Liberty Junior High located in Liberty, Missouri, has over 1,000 students in eighth and ninth grade. Eric Langhorst, a social studies teacher, and Lance Huebner, a special education teacher, were looking for a way to get students excited to learn and enhance their curriculum by incorporating video into their classroom projects.
"For a long time, Eric??and I??really wanted to incorporate video into our classrooms to get??the kids??excited to learn. We also knew it would help them retain more information and give them skills that would be important down the road like researching, writing, public speaking, and working with computers," says Huebner. "We wrote a grant and??purchased some laptops and cameras but??needed to find software that would be easy to learn, cost effective, and easily integrated."
Huebner and Langhorst first discovered Visual Communicator® software at a tradeshow in Anaheim, California. They were instantly impressed. "Once we saw Visual Communicator we knew instantly it was the way to go. The transitions, lower thirds, and virtual backgrounds make it very easy to create a professional, high-quality video. We knew it would really get the kids excited," says Huebner. "Visual Communicator provides a more structured way of creating a video and it has really opened up the creativity among our students ??? it's incredible. We haven't seen students this excited to learn in a long time."
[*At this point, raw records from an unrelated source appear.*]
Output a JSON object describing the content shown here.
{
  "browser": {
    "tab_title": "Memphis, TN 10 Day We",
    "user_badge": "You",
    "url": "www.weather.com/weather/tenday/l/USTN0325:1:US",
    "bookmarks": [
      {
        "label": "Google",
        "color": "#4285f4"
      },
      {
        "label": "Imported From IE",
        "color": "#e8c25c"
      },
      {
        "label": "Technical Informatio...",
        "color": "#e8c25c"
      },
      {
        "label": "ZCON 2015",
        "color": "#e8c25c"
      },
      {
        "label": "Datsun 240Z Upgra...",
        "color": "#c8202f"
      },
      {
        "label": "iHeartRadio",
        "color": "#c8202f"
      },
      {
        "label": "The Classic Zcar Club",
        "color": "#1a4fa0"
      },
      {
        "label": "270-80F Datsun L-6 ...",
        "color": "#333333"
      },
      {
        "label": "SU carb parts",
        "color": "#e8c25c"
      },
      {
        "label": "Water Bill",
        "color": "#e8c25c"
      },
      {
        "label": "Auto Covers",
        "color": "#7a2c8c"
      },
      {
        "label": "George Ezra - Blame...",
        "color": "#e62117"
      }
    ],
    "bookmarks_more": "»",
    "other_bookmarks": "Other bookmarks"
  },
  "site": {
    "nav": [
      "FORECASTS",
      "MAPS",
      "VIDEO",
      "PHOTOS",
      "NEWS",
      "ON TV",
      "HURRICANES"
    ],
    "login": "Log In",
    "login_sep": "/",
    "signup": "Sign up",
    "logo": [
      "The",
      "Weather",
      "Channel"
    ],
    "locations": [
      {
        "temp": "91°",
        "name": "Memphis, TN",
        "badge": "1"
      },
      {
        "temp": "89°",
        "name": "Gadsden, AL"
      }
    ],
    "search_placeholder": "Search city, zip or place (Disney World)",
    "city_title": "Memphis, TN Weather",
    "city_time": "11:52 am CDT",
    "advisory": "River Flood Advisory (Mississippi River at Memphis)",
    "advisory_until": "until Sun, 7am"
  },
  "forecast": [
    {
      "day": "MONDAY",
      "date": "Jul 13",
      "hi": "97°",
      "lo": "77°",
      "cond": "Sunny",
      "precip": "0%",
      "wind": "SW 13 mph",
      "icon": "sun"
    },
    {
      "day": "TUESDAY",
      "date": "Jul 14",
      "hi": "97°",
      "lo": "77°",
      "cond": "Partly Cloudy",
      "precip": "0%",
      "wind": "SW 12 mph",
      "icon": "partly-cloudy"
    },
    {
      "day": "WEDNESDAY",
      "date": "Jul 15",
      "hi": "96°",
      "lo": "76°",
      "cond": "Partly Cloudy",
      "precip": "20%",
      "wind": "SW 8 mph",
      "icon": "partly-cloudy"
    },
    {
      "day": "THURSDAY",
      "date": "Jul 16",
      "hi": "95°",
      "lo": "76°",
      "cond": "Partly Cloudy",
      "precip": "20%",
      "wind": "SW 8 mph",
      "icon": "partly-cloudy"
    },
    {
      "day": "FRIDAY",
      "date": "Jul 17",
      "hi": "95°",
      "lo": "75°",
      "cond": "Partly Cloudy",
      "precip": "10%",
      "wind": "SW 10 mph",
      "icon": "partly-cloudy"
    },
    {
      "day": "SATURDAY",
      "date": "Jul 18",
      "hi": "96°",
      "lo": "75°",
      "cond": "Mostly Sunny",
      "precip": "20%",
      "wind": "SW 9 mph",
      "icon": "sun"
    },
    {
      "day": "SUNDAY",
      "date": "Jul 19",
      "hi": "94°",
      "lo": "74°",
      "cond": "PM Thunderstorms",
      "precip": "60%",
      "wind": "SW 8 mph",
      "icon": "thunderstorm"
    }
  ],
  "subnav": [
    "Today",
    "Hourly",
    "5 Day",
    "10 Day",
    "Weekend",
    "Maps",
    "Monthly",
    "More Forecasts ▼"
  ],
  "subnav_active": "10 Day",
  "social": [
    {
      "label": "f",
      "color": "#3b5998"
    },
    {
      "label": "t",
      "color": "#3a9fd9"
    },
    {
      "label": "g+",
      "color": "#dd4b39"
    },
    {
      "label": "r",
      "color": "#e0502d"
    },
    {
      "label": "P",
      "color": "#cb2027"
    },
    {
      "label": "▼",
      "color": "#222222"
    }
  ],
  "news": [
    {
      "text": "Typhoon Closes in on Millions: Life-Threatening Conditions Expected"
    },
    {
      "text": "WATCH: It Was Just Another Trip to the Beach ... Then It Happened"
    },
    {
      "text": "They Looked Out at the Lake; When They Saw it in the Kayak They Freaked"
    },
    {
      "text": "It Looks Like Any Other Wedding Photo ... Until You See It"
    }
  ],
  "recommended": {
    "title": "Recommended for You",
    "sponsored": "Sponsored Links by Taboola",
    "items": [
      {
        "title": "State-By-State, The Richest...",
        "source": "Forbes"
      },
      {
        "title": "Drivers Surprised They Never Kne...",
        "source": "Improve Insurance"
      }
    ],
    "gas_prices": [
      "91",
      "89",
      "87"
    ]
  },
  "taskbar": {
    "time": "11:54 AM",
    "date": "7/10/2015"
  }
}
Huebner and Langhorst have used Visual Communicator numerous times for student projects. According to Huebner, "Once we purchased Visual Communicator and started playing around with it, we started to think of all the ways that students could use it.??If you can imagine it, you can create it??in a matter of minutes."
The first project in which they used Visual Communicator was called Liberty Minutes.??Eighth grade students created short historical videos on the town of Liberty. They offered the project as an after-school activity with two different sessions that included approximately 25 kids. The students picked a topic, did research, wrote a script, found accompanying photos, and imported it all into Visual Communicator.
"We started with two sessions with about 50 kids, but when students started hearing how cool the after-school program was, we had kids continuously coming up to us asking if they could participate," says Huebner. "It is really exciting to see students get excited about learning; we even gave them an opportunity to earn extra credit, but no one took us up on it, they simply enjoyed making the videos. They would even come in early and stay late. They truly enjoyed the process and seeing their results."
In addition to Liberty Minutes, Huebner and Langhorst have students create music videos about the American Revolution, video book reports, and elements of the periodic table video commercials. "Visual Communicator has the students energized about doing their homework and learning. It is perfect for all ages, learning styles, and educational level," says Huebner. "Kids in my special education have also gotten the hang of it and have created numerous digital book reports. What is even better is we can send the projects home to their parents, and they can see the progress their kids are making."
Next year, Langhorst will be creating a video for the first day of class that will be a theatrical introduction to his class and will also have his students create a CNN-type show on the American Revolution, where one person is the reporter and another is on location at the Boston Tea Party, for example. "We have shown the finished products to our school board, parents, and other teachers. All of them are impressed with the enthusiasm they see from the students and the professional results," says Huebner.